_Prompt_
The required output is every entry below, copied exactly.
─── Materials provided ───
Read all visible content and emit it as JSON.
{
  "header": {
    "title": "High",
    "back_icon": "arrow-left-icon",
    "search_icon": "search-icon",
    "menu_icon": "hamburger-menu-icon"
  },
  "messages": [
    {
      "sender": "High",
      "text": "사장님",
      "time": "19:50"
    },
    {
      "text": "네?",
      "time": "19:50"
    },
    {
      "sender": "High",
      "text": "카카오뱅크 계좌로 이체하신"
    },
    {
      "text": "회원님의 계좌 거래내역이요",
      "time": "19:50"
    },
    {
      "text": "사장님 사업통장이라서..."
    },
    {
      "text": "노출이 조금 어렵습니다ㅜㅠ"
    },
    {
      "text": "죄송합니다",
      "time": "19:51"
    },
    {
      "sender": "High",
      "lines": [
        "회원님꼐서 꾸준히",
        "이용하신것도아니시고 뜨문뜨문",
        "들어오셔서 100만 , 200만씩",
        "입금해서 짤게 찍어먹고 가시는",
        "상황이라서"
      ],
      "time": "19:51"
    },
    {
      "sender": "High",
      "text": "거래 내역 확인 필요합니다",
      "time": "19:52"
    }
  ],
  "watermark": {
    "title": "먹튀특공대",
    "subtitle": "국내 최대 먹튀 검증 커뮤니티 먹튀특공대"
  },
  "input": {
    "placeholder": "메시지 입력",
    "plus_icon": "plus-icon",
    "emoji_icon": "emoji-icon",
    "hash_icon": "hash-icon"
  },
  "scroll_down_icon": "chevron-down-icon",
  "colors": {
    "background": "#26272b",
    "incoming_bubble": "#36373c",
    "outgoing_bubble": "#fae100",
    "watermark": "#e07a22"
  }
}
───
_Response_
Read all visible content and emit it as JSON.
{
  "header": {
    "title": "High",
    "back_icon": "arrow-left-icon",
    "search_icon": "search-icon",
    "menu_icon": "hamburger-menu-icon"
  },
  "messages": [
    {
      "sender": "High",
      "text": "사장님",
      "time": "19:50"
    },
    {
      "text": "네?",
      "time": "19:50"
    },
    {
      "sender": "High",
      "text": "카카오뱅크 계좌로 이체하신"
    },
    {
      "text": "회원님의 계좌 거래내역이요",
      "time": "19:50"
    },
    {
      "text": "사장님 사업통장이라서..."
    },
    {
      "text": "노출이 조금 어렵습니다ㅜㅠ"
    },
    {
      "text": "죄송합니다",
      "time": "19:51"
    },
    {
      "sender": "High",
      "lines": [
        "회원님꼐서 꾸준히",
        "이용하신것도아니시고 뜨문뜨문",
        "들어오셔서 100만 , 200만씩",
        "입금해서 짤게 찍어먹고 가시는",
        "상황이라서"
      ],
      "time": "19:51"
    },
    {
      "sender": "High",
      "text": "거래 내역 확인 필요합니다",
      "time": "19:52"
    }
  ],
  "watermark": {
    "title": "먹튀특공대",
    "subtitle": "국내 최대 먹튀 검증 커뮤니티 먹튀특공대"
  },
  "input": {
    "placeholder": "메시지 입력",
    "plus_icon": "plus-icon",
    "emoji_icon": "emoji-icon",
    "hash_icon": "hash-icon"
  },
  "scroll_down_icon": "chevron-down-icon",
  "colors": {
    "background": "#26272b",
    "incoming_bubble": "#36373c",
    "outgoing_bubble": "#fae100",
    "watermark": "#e07a22"
  }
}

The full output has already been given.